WHAT THE EXERCISE ASKS ▸
Copy out each line of the material below that holds the string "периодов".

MATERIAL FOR THE TASK ▸
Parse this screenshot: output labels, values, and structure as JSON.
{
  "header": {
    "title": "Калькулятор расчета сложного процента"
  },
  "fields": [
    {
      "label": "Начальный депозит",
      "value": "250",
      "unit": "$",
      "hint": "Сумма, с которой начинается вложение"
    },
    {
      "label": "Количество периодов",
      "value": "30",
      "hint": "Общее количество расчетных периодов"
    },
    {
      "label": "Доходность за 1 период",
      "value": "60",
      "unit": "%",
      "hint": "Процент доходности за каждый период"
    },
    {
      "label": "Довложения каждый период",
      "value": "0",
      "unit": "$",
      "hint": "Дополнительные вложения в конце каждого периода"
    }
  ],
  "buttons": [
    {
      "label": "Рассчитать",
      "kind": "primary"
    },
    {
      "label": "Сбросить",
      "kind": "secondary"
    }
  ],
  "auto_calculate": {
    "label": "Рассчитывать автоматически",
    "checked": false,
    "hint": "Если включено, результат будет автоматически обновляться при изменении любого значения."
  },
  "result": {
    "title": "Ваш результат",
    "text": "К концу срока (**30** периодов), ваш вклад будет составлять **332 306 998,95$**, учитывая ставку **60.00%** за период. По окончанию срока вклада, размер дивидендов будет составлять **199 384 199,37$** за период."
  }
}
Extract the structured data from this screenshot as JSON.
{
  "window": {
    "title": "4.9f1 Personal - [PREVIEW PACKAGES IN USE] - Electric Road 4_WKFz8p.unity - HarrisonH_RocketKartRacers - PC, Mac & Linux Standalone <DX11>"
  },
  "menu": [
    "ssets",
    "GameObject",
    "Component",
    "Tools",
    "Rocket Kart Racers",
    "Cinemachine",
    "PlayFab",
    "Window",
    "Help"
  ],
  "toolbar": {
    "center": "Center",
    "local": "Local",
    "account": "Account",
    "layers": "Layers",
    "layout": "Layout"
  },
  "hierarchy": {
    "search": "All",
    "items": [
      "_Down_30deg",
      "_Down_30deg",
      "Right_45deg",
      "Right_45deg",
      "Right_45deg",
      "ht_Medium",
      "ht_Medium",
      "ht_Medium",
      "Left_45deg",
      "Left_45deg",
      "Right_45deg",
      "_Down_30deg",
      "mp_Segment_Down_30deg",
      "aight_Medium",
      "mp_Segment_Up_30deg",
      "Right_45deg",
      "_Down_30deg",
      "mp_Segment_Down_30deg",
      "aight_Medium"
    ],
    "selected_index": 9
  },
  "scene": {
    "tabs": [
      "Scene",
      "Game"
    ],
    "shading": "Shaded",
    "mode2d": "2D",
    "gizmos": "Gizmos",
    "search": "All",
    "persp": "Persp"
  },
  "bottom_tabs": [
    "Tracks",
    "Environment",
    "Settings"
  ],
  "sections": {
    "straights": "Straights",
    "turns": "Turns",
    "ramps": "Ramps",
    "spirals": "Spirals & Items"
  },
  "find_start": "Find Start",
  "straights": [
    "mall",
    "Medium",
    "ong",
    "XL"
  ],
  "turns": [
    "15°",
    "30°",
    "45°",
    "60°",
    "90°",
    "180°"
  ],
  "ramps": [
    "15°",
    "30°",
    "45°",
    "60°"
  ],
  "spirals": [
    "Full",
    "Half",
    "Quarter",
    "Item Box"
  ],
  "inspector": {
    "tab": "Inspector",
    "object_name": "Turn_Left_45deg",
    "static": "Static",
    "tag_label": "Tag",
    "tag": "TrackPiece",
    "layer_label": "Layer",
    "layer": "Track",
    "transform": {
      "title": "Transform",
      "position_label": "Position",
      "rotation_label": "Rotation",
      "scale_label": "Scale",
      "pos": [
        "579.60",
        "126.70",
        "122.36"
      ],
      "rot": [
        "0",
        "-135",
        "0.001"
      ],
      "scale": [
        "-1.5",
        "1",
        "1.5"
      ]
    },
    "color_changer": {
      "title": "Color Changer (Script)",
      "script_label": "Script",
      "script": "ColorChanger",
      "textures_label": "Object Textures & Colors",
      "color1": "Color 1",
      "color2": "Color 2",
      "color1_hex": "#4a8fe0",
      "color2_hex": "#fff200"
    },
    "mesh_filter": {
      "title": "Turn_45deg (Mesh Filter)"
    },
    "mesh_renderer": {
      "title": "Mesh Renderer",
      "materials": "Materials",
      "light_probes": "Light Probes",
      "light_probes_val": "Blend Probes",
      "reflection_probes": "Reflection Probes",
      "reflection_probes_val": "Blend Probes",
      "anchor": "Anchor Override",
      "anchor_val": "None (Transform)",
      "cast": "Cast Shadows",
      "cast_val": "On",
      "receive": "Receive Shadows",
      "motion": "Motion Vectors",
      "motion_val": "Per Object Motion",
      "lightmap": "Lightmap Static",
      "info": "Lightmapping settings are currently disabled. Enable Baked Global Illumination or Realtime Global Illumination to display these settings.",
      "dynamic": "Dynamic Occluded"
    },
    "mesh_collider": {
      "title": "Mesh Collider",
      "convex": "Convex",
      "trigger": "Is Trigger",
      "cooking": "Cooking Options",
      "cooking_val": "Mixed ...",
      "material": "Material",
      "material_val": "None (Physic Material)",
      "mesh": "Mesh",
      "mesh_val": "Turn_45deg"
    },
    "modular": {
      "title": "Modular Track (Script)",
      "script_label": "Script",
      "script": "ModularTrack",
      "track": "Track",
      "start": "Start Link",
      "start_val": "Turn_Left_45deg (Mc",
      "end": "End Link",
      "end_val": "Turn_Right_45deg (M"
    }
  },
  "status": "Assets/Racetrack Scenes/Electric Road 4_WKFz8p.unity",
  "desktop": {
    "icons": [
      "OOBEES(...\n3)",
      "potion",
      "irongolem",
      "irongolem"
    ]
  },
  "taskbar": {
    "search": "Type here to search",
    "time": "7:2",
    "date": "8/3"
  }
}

RESPONSE AREA ▸
      "label": "Количество периодов",
      "hint": "Общее количество расчетных периодов"
    "text": "К концу срока (**30** периодов), ваш вклад будет составлять **332 306 998,95$**, учитывая ставку **60.00%** за период. По окончанию срока вклада, размер дивидендов будет составлять **199 384 199,37$** за период."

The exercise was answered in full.